Reduce, reuse, recycle.
I'm not sure I understand the nature of your complaint. I KNOW that reducing air travel would be better than offsetting it. I said that. The point of my post was that if one had decided for whatever reason to donate some money to an offsetting scheme, that some are likely to have less positive effect than others. From my perspective, the conversation was more like:
"I want to reduce my effect on the environment, I have reasons for not doing the thing which I know would have most effect, but I'm doing this other thing which you might be interested in if you are in a similar situation."
"ZOMFG, you are an immoral idiot and should be doing the first thing".
Not so good for promoting change.

I know about the concept of an ecological footprint. I have made an effort to reduce mine so it's a lot smaller than most Westerners' footprints, though I know it's still way above the average footprint for someone in a developing country. I'm guessing you have too, and I'm guessing that yours could also be smaller - you're using a computer. (Of course I could be making a gross assumption here - maybe you access the internet from a computer made entirely of recycled materials and powered by an exercise bike?)

Consistency with one's own standards - I'm all for it. I'm human, I fail much of the time, so does everyone else.
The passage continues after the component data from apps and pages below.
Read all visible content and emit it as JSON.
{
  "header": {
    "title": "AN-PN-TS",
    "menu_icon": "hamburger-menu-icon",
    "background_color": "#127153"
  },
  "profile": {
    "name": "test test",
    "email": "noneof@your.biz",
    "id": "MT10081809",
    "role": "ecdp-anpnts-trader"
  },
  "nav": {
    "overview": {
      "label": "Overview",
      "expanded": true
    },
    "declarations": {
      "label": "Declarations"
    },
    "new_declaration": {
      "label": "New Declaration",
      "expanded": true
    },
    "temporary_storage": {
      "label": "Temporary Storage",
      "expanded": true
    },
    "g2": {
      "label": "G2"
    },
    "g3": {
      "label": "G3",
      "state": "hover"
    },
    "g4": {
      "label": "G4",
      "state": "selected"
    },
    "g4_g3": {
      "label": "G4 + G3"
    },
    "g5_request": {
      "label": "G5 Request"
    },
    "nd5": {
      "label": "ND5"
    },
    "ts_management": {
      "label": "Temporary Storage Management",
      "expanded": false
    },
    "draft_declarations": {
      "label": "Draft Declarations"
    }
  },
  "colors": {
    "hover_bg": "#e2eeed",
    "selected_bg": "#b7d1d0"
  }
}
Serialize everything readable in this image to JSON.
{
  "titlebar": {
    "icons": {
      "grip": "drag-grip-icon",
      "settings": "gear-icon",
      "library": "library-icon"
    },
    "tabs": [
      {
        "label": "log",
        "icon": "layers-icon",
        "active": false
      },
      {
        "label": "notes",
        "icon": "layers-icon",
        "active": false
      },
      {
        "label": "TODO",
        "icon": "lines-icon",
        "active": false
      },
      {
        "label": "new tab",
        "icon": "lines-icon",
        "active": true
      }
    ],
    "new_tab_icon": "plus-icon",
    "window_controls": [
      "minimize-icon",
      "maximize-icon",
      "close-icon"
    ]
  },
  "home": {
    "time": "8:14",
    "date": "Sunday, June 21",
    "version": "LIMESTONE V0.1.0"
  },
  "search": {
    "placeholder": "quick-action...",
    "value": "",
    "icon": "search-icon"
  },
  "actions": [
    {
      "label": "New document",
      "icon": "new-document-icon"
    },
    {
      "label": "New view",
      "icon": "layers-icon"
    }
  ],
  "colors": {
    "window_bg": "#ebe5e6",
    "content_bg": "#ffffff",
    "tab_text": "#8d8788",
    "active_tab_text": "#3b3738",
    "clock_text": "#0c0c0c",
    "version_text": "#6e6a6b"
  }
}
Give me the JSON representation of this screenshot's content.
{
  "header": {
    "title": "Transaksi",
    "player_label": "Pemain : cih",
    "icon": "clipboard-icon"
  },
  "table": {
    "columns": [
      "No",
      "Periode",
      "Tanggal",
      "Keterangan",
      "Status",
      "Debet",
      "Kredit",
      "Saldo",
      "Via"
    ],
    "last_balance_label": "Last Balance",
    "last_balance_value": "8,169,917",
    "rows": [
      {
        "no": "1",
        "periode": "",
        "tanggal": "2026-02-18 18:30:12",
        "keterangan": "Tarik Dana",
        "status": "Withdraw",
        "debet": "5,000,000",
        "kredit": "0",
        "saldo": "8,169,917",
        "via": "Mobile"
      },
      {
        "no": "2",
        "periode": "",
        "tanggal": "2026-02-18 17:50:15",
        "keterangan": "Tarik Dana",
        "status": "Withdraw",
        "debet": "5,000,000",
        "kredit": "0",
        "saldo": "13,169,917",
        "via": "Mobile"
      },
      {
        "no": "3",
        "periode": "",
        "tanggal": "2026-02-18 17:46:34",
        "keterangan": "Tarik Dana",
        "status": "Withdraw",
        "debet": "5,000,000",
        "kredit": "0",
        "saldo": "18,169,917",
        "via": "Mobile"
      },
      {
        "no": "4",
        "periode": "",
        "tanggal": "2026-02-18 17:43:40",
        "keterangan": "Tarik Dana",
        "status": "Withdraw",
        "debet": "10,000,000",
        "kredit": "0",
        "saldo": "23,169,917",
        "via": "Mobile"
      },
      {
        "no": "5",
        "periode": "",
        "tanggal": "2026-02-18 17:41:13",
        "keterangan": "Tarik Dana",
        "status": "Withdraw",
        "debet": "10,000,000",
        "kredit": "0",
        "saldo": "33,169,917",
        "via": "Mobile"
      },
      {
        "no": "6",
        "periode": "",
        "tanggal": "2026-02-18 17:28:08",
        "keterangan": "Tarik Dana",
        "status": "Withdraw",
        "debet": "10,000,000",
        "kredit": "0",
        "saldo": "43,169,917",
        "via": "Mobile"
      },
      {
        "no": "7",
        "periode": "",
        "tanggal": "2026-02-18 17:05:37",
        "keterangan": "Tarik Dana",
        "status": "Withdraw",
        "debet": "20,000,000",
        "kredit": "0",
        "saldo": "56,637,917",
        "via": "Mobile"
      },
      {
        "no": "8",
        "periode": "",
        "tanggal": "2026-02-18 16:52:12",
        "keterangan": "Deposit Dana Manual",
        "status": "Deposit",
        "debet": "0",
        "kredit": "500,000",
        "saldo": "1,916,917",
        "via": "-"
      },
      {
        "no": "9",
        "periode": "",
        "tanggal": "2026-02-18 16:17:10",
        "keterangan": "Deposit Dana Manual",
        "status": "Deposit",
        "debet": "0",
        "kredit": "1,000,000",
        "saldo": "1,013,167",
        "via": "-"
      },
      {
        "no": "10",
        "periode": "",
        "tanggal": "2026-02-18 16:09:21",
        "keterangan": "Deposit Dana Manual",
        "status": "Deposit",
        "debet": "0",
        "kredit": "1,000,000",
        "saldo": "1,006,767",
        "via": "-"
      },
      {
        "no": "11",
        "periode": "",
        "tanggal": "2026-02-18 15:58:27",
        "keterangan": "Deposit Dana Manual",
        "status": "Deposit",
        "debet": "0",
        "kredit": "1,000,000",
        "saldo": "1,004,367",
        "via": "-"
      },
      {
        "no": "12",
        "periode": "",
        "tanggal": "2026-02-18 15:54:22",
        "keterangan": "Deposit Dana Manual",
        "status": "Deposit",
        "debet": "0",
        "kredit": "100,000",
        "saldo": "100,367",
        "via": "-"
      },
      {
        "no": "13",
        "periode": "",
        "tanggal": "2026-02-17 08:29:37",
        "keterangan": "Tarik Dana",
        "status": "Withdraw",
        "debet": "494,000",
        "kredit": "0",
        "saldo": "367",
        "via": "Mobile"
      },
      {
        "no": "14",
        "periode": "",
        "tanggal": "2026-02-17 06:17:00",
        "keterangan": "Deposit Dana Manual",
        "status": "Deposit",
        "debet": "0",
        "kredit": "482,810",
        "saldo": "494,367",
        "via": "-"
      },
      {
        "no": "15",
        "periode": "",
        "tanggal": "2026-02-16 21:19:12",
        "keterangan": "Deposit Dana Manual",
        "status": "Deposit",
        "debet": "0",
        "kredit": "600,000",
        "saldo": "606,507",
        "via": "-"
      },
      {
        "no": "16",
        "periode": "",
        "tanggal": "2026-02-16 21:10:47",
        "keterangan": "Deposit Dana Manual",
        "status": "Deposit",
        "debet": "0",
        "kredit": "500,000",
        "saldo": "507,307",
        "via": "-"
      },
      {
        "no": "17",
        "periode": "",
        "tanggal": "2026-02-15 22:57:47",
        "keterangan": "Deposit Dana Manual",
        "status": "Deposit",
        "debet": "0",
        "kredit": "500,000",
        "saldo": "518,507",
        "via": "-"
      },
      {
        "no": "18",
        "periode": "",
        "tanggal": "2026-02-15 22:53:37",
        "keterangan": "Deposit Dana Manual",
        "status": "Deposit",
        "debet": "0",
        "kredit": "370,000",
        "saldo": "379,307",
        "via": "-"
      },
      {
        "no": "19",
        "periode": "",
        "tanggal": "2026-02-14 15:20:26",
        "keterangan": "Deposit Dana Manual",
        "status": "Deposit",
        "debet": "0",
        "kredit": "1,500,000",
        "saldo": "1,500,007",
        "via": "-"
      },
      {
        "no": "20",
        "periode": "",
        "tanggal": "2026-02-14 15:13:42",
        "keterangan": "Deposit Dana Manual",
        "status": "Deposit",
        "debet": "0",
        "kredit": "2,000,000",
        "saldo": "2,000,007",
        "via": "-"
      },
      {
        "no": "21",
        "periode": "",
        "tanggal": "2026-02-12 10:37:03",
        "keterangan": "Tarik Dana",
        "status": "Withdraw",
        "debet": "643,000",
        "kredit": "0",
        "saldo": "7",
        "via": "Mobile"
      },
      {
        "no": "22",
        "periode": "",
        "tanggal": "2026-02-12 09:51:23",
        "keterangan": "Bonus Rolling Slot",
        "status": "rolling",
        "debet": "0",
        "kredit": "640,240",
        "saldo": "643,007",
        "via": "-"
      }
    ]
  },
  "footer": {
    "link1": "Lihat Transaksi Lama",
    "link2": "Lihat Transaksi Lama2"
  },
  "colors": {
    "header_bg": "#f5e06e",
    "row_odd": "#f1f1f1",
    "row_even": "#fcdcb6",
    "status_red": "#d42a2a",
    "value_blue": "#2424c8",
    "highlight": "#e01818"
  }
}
I don't think that disqualifies me from trying, or from taking part in conversations about trying. If we all had to withdraw from the electricity grid and the sewage and water pipelines to get our footprints down before we were allowed to post, there wouldn't be much information out there.
We always have reasons for doing or not doing things. I'm speaking of what's most effective. As on my blog post, the best way to reduce your drunkeness is to stop drinking, rather than paying someone else to not drink at all, or to lock the bottles up. But of course, any chronic drinker will have excellent personal reasons for drinking.

A computer and net connection is a trivial contribution to carbon emissions and pollution. The main contributors are not plastic bags, or standby lights on our tellies, or using cloth nappies, but quite simply transport, the transport of ourselves and the goods we get. So for example a dozen disposable plastic bags made in Australia have less impact than one reusable bag made in China.

Whereas my not driving a car and instead using public transport, and my consuming less than 1/10th the average Australian meat intake, those are significant changes. Transport's the thing to look at.

Worldwide, humanity consumes 4.6 barrels of oil per person annually - 15 in Australia, 25 in the USA, 7-10 in more efficient countries like Denmark, 2-5 in developing countries, and under 2 in impoverished countries. Of those 4.6bbl, 3.2bbl are used for transport of ourselves and our goods.

That's the simplest and most effective way to reduce your personal impact. Travel less, and buy things from close by, not far away. As this bloke noted about Live Earth,

"Live Earth also played strongly to another powerful denial strategy- the adoption of minimal and tokenistic behaviours as proof of our virtue. We are constantly encouraged to believe that we are ‘making a difference’ and ‘saving the world’ with small steps that, in terms of our overall emissions, have little if any effect."

Offsetting is more trivialising nonsense. Its aim is to convince wealthy Westerners to part with their hard-earned but not actually do anything different in any substantial way. They're cashing in on your desire to prove your virtue while not actually having the trouble of being virtuous. You're paying for indulgences from the Church of Offsets.

But hey, we each must do as we think rigth. So keep on flyin'.


transport isn't the thing, energy is the thing, energy production supposedly accounts for 50% of GGE while transport is somewhere between 8 and 25% (depending on how far back you want to audit).

If you think back along the line to what holds up the net connection and the production of computers and the energy infrastructure to support turning on your computer, then I think 'logging on' is much, much more than a trivial contribution.

Analogies can only go so far, if I pay someone to have cold showers instead of hot, then I have decreased their energy use, therefore the energy saved is mine to use.